The Beatles and Bob Dylan shared a rather one-way relationship, one which saw The Fab Four admire Dylan’s unique talent for lyrics and craftmanship. It was an aspect that became a constant source of inspiration for the four friends from Merseyside.
The two creative forces first met in August 1964, a time when Dylan introduced The Beatles to marijuana and opened up a brand new avenue of songwriting. After Dylan got his new Scouse friends stoned for the very first time, it would kickstart a love affair between the band and the mind-expanding plant.
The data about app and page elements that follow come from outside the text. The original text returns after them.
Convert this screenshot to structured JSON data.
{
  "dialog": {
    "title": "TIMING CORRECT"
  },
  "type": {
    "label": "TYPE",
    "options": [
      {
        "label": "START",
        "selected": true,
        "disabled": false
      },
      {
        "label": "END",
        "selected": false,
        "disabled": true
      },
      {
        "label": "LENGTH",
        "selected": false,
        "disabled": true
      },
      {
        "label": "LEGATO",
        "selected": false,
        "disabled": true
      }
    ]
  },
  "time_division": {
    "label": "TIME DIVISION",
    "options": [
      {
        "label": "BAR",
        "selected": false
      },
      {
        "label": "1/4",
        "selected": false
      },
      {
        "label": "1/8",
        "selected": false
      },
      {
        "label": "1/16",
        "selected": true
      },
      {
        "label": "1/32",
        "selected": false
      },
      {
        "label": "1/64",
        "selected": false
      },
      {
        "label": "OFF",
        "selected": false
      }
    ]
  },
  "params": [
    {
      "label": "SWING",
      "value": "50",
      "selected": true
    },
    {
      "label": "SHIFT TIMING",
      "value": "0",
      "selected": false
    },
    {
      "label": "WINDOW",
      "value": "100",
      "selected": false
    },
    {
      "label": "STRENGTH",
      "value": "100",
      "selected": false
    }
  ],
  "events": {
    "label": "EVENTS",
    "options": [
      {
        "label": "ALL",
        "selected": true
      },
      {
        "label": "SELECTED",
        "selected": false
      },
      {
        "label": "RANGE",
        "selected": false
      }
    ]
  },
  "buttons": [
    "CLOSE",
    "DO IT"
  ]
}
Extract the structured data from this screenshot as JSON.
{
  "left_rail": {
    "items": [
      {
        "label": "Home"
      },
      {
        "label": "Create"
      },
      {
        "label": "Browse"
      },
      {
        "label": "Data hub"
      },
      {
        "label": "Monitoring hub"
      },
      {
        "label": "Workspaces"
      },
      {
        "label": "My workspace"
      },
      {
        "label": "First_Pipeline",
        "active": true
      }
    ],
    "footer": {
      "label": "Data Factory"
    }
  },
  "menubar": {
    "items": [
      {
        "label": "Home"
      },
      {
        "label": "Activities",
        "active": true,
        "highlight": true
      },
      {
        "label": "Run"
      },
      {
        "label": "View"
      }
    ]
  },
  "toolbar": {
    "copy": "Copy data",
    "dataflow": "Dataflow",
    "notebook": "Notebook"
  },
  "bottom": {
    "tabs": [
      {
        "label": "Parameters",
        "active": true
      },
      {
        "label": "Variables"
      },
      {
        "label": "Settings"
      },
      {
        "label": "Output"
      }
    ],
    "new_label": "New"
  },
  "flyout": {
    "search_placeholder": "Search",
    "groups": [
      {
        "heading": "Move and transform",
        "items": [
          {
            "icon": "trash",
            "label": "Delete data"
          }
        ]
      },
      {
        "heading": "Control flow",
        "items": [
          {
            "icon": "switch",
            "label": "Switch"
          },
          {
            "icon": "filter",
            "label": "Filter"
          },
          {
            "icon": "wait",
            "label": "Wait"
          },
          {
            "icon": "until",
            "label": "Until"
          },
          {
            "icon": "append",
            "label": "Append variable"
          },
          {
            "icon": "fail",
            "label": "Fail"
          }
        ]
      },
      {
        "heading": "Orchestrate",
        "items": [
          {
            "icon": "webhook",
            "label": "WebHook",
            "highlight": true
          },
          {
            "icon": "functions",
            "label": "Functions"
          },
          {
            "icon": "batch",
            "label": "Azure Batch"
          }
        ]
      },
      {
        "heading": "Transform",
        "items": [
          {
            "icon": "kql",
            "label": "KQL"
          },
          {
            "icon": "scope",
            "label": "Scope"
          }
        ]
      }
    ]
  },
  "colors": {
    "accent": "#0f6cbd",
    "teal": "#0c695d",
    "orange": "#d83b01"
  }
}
However, it would turn out to be less of a love-in between Dylan and The Beatles.
The Beatles and Dylan would remain competitive contemporaries throughout their career with Lennon and Dylan, in particular, often butting heads. Later, George Harrison and Dylan would become inseparable, a budding relationship which many have cited Dylan as the reason for the guitarist’s break out from the band.
In fact, McCartney went as far as on one occasion to state that Dylan was The Beatles’ biggest hero, labelling the freewheelin’ troubadour “our idol”, reflecting on the huge impact he had on the band. “I could feel myself climbing a spiral walkway as I was talking to Dylan,” McCartney added. “I felt like I was figuring it all out, the meaning of life.”
After that first meeting with Dylan, their next record, Rubber Soul, saw The Beatles dip their toes into the water of folk-rock and open up their lives to their audience. While the band were experts in writing chart-topping hits, the idea of putting one’s soul into a song was something they could only ascertain from the traditional values of Dylan’s work. The combination was a roaring success, and some of the tracks on the record lyrically felt like they were written in the mould that the pioneering American had popularised.
Later, Bob Dylan even claimed that ‘Norwegian Wood’ was so similar to his style that he even made a parody of the song called ‘4th Time Around’ which seemed to deliberately mock John Lennon. Listening to Rubber Soul Dylan replied: “What is this? It’s me, Bob. [John’s] doing me! Even Sonny & Cher are doing me, but, fucking hell, I invented it.”
It’s hard to ignore, too. Before their meeting, The Beatles’ lyrics were never at the forefront of their songs and the melody always being the most important factor. The group, in truth, were happy to include “nonsense” lyrics if they sounded correct. However, John Lennon was especially inspired by the singer-songwriter’s style and began to write in more of a storytelling tongue than he previously had done.
Tudor Jones, an academic historian with a strong background in political history and honorary research, collected one of his most recent studies into a book titled Bob Dylan And The British Sixties and, in it, he details Dylan’s significant impact on some of Britain’s most acclaimed icons.
Jones also details how The Beatles—prior to being influenced by Dylan— predominantly wrote songs on the subject of “boy-girl romance” but changed after hearing Dylan: “In Britain, the influence of Dylan’s songwriting was particularly evident during the 1960s in the case of The Beatles, and John Lennon and George Harrison especially,” Jones adds.
One track that Lennon later admitted to David Sheff in 1980 came from”me in my Dylan period” was ‘I’m A Loser’ from the album Beatles For Sale, to which he added: “Part of me suspects I’m a loser and part of me thinks I’m God Almighty.” This track is poignant because it was deeper than anything they had previously done before and felt like it was a sign of their maturity as a group, who had begun to write about more than solely young love.
Lennon’s ‘Yer Blues’ from the White Album goes as far as mentioning the character from Dylan’s ‘Ballad of a Thin Man’ and was another progression in John’s ability to tell a story with his songs which he had become a master of by 1968 when this track was released.
Another track that John mentioned was born out of his period of obsession with Bob Dylan was ‘You’ve Got To Hide Your Love Away’ on Help!: “That’s me in my Dylan period again. I am like a chameleon, influenced by whatever is going on. If Elvis can do it, I can do it. If the Everly Brothers can do it, me and Paul can. Same with Dylan,” Lennon said about the track.
In 1984, McCartney was happy to confirm the inspiration too, going one step further to suggest Lennon was trying to imitate Bob. “That was John doing a Dylan… heavily influenced by Bob. If you listen, he’s singing it like Bob.”
Although, Dylan’s influence was felt most notably over John — George Harrison would, of course, recruit Dylan to join his supergroup The Travelling Wilbury’s and the two of them shared an incredible friendship that was almost as strong as a brotherhood. He helped Harrison become the songwriter we know and love today, adding a solo Beatle to the list of careers he has helped shape.
Dylan’s influence on the art of songwriting is unparalleled and would help turn the craft of writing lyrics from an afterthought to arguably the most integral part of a song — which made The Beatles initially awestruck by his immense talent.